Released from the shackles of some of the sanctions, Iran has been accelerating the negotiations for gas export routes especially to neighbours, but two potential clients, Oman and Pakistan, have already managed to find alternative sources that will go some way to meeting their short-term needs.
BP and Oman Oil have signed a heads of agreement with the government of the Sultanate of Oman to add 1,000 km² to the 2,700 km² license area of the Block 61 exploration and production sharing agreement, the UK major said February 14.
Before, in April 2015, BP announced that it was preparing to start natural gas production from Oman's Khazzan field’s first stage by 2017 at a rate of 28.3mn m³/d.
Now, the deal allows the further development of the major Khazzan tight gas field, at a combined cost of around $16bn. Combined plateau production from the two phases is expected to total some 42mn m³/d, so the second phase will add about 5bn m³/yr.
Iran and Oman had already agreed the terms of a subsea pipeline supply deal that could have provided Oman with 10bn m³/yr of Iranian gas.
Oman is producing about 85mn m3/d and has surplus gas to liquefy for export, although it reinjected 9mn m³/d in 2013 into oilfields, indicating a 4.9% increase compared to the previous year.
The country's LNG production capacity is about 10.4mn metric tons/yr but Oman had to decrease it to 7.95mn mt/yr in 2014, according to the latest annual report released by Oman LNG.
There are no official statistics about the gas balance in 2015, but a senior official at the oil and gas ministry said in early 2014 that with the rapid expansion of power generation capacity, industries and refinery projects in the sultanate, gas demand will go up by over 10%/yr from this year.
Oman imports about 2bn m³/yr of Qatari gas through the Dolphin system.
With regard to Oman's 900bn m³ gas reserves and the rising demand of gas for re-injection, Iranian gas might keep its importance for Muscat in long term.
Another Iranian client who has put off imports is Pakistan. It was due to take 22mn m³/d starting in January 2015, but it has not even started building the pipeline in its territory yet.
On the other hand, Pakistan said on February 10 that it had signed a 15-year agreement to import up to 3.75mn mt/yr of LNG from Qatar, or more than 14mn m³/d of natural gas, at a rock-bottom price thanks to cheap Brent crude. And that discount could become steeper if the global LNG glut continues. Traders say that spot cargoes now go for just 12% of Brent.
According to the deal, LNG arriving in any particular month will fetch 13.37% of the preceding three-month average price of a barrel. Taking the present Brent price as a proxy, that would equate to $166/’000 m³.
But Iran was exporting gas to Turkey for as much as $225/'000 m³ before the arbitration court awarded a 15% or so discount, or $33/'000 m³ at that price level.

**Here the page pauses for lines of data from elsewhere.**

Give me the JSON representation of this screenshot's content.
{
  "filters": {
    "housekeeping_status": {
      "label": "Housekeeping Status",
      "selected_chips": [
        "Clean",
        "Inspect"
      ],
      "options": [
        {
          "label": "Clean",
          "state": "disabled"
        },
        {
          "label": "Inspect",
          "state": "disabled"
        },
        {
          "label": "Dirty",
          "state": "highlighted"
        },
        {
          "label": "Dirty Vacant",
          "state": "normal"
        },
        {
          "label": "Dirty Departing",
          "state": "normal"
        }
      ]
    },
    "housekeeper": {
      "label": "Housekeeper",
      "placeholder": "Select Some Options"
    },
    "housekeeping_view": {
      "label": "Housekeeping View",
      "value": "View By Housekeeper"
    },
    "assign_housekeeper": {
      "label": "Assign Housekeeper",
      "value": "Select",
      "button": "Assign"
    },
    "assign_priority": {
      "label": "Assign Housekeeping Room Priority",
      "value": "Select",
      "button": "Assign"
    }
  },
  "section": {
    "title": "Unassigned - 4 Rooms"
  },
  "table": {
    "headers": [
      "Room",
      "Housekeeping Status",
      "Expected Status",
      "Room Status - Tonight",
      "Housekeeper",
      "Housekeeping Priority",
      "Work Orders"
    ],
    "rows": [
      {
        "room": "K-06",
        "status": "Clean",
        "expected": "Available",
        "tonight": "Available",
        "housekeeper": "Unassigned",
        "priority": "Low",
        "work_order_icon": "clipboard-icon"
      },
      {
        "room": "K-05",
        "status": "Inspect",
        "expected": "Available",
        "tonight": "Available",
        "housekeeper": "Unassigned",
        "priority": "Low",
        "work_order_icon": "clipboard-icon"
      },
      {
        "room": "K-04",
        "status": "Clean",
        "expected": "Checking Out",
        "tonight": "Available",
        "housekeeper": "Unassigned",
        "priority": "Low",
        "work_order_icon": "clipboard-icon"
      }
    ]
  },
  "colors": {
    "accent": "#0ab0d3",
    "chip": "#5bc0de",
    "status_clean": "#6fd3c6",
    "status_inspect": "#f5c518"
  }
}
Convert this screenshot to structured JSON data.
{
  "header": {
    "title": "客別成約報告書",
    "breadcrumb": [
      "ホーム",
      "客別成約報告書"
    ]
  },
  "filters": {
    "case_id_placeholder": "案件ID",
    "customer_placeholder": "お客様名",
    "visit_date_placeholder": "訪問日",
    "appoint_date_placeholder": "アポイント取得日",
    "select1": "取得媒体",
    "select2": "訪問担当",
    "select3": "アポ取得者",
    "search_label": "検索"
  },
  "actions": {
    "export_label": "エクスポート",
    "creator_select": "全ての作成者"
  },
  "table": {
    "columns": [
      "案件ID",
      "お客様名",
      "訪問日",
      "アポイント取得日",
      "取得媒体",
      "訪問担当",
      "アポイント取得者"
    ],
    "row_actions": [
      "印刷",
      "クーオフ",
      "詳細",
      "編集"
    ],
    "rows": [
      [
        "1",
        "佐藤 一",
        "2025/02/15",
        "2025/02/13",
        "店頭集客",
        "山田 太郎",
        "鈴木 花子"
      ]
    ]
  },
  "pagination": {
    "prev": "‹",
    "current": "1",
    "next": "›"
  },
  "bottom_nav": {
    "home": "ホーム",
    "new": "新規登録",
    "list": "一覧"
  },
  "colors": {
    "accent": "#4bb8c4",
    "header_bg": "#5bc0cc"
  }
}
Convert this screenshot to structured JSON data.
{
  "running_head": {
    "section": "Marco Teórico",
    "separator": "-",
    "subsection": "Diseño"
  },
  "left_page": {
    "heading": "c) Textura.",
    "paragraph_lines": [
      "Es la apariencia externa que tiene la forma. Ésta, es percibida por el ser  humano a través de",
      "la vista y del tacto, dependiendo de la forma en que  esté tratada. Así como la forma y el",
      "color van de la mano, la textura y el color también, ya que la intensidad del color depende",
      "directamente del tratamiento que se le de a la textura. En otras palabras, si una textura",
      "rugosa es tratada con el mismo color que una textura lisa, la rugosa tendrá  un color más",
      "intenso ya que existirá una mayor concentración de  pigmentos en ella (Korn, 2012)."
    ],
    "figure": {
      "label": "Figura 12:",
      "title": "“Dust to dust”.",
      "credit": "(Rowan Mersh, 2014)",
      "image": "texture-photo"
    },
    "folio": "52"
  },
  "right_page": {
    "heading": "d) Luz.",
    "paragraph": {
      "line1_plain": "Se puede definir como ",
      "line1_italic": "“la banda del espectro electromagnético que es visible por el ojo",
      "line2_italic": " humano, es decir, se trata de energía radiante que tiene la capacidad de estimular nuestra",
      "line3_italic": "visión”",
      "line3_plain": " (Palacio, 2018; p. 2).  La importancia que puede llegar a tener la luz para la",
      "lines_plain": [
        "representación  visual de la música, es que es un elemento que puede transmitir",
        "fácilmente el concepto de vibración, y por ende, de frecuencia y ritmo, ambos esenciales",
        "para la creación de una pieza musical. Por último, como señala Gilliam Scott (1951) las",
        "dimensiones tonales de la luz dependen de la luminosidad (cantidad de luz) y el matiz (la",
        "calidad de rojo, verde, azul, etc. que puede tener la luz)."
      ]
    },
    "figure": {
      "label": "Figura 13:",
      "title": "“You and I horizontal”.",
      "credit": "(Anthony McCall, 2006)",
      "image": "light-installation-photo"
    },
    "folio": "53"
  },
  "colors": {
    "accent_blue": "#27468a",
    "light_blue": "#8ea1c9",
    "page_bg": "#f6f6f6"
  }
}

Iranian officials say the gas price for Iraq would be at the same level with Turkey, indicating it would be at least as expensive for Pakistan.
On the other hand, Turkmenistan started building the Turkmenistan-Afghanistan-Pakistan-India pipeline in its own territory in late 2015, aimed at bringing 33bn m³/yr of gas to Afghanistan, Pakistan and India. Tapi is another rival to the Iran-Pakistan pipeline. Pakistan announced in December that it will hold a $200mn equity share of Tapi.
A 700-km portion of the nearly 1,800-km Tapi pipeline will be built in Afghanistan and, according to officials, is scheduled to be completed by 2019.